Task item – Return each line of the records holding the string "icon".

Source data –
______________________________
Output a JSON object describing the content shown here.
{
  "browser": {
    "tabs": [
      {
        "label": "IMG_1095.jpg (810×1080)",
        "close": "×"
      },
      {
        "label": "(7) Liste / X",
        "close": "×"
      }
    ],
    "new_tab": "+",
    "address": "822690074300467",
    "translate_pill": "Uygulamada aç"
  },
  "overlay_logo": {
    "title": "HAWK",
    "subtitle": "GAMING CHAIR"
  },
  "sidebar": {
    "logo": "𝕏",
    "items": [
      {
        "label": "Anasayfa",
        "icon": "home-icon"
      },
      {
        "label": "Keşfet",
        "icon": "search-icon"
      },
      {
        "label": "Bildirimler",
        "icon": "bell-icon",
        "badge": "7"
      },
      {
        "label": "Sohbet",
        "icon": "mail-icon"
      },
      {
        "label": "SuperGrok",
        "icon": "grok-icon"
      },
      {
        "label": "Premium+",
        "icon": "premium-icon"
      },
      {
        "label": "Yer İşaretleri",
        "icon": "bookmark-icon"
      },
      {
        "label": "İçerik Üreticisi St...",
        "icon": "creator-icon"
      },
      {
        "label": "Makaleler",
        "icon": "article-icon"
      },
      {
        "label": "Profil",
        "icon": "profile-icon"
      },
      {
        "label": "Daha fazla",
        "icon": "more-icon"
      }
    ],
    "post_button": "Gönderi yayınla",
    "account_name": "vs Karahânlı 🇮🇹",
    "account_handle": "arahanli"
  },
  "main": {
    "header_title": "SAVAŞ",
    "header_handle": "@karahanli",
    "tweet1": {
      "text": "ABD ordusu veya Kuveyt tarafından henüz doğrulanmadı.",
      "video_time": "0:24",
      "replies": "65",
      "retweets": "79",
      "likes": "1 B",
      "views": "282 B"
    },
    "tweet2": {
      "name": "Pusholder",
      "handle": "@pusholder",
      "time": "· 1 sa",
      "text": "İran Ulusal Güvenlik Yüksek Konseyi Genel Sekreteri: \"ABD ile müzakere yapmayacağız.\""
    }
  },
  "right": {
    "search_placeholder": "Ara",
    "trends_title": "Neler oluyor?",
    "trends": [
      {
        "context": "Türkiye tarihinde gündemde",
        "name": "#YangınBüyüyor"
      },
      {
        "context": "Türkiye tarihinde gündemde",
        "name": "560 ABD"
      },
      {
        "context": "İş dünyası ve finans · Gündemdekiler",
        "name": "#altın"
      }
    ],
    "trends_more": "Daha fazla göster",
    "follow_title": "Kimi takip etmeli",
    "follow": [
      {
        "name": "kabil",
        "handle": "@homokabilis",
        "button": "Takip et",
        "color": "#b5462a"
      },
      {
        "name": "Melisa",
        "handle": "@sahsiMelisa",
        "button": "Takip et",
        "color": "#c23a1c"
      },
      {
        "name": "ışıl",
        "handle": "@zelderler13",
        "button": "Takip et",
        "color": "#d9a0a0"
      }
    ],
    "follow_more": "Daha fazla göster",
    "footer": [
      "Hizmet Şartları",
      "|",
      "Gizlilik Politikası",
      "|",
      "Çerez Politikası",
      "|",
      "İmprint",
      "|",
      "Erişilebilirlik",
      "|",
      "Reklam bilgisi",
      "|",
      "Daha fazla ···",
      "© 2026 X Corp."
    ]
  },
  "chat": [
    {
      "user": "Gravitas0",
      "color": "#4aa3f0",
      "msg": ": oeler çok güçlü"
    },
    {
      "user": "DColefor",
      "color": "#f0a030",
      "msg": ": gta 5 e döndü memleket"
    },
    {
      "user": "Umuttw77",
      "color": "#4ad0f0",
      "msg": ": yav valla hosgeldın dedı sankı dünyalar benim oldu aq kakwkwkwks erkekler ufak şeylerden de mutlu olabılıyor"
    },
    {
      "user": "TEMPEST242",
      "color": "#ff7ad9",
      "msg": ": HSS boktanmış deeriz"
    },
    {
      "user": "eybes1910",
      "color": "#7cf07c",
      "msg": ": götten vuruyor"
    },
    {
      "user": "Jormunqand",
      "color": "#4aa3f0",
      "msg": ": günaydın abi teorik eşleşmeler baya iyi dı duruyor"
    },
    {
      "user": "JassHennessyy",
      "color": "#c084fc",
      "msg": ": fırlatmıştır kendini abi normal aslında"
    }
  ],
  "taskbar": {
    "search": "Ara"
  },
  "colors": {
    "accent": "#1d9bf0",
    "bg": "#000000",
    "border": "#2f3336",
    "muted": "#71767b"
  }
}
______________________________
Reply –
        "icon": "home-icon"
        "icon": "search-icon"
        "icon": "bell-icon",
        "icon": "mail-icon"
        "icon": "grok-icon"
        "icon": "premium-icon"
        "icon": "bookmark-icon"
        "icon": "creator-icon"
        "icon": "article-icon"
        "icon": "profile-icon"
        "icon": "more-icon"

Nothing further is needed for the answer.